What to do - In the records below, one line contains "Serialize everything readable". Print that line and every line after it exactly, down to the final one.

Exercise material -
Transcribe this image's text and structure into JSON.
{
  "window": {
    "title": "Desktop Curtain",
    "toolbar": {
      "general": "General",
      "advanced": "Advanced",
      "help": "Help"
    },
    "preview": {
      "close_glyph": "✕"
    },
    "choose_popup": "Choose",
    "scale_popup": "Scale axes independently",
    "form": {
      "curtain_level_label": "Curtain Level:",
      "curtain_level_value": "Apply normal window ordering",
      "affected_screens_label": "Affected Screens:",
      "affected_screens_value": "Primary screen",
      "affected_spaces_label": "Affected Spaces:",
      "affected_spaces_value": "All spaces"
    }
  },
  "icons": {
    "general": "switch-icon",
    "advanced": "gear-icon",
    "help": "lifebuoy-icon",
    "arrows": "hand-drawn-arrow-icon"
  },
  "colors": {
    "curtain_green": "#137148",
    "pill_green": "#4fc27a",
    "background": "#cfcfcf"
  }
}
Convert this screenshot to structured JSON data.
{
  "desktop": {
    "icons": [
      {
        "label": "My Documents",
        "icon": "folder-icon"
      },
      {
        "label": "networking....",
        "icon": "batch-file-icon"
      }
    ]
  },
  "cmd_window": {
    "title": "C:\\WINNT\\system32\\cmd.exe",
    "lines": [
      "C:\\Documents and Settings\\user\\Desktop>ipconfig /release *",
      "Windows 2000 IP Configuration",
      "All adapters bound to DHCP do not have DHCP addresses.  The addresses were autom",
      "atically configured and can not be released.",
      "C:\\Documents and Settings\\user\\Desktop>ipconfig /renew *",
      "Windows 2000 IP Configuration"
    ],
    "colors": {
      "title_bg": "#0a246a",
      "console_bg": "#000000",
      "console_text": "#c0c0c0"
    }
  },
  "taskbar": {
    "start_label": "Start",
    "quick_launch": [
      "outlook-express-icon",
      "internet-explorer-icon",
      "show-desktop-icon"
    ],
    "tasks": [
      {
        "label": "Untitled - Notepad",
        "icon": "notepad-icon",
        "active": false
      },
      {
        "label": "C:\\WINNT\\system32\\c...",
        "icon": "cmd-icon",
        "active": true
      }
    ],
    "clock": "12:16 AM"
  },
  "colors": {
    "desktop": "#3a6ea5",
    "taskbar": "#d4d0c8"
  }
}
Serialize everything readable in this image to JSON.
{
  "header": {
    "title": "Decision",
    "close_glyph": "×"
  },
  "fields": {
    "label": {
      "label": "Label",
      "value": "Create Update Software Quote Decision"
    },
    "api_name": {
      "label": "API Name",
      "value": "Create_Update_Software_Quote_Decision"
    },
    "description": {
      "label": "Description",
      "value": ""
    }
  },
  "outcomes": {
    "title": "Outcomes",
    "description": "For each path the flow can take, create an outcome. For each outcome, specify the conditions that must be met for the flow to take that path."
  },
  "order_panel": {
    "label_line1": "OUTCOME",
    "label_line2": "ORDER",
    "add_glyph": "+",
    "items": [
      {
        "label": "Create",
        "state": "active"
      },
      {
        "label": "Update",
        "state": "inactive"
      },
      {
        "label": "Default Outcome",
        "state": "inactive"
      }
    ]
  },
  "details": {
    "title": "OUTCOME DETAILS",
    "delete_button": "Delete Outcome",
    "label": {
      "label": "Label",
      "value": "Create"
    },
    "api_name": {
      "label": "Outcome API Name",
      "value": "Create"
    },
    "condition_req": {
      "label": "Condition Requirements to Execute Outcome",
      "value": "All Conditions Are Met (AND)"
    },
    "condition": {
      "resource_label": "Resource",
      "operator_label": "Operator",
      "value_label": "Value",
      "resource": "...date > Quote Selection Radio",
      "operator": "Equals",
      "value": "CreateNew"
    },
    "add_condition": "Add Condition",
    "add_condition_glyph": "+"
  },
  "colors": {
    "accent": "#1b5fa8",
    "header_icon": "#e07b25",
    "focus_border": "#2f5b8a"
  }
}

Solution to this exercise -
Serialize everything readable in this image to JSON.
{
  "header": {
    "title": "Decision",
    "close_glyph": "×"
  },
  "fields": {
    "label": {
      "label": "Label",
      "value": "Create Update Software Quote Decision"
    },
    "api_name": {
      "label": "API Name",
      "value": "Create_Update_Software_Quote_Decision"
    },
    "description": {
      "label": "Description",
      "value": ""
    }
  },
  "outcomes": {
    "title": "Outcomes",
    "description": "For each path the flow can take, create an outcome. For each outcome, specify the conditions that must be met for the flow to take that path."
  },
  "order_panel": {
    "label_line1": "OUTCOME",
    "label_line2": "ORDER",
    "add_glyph": "+",
    "items": [
      {
        "label": "Create",
        "state": "active"
      },
      {
        "label": "Update",
        "state": "inactive"
      },
      {
        "label": "Default Outcome",
        "state": "inactive"
      }
    ]
  },
  "details": {
    "title": "OUTCOME DETAILS",
    "delete_button": "Delete Outcome",
    "label": {
      "label": "Label",
      "value": "Create"
    },
    "api_name": {
      "label": "Outcome API Name",
      "value": "Create"
    },
    "condition_req": {
      "label": "Condition Requirements to Execute Outcome",
      "value": "All Conditions Are Met (AND)"
    },
    "condition": {
      "resource_label": "Resource",
      "operator_label": "Operator",
      "value_label": "Value",
      "resource": "...date > Quote Selection Radio",
      "operator": "Equals",
      "value": "CreateNew"
    },
    "add_condition": "Add Condition",
    "add_condition_glyph": "+"
  },
  "colors": {
    "accent": "#1b5fa8",
    "header_icon": "#e07b25",
    "focus_border": "#2f5b8a"
  }
}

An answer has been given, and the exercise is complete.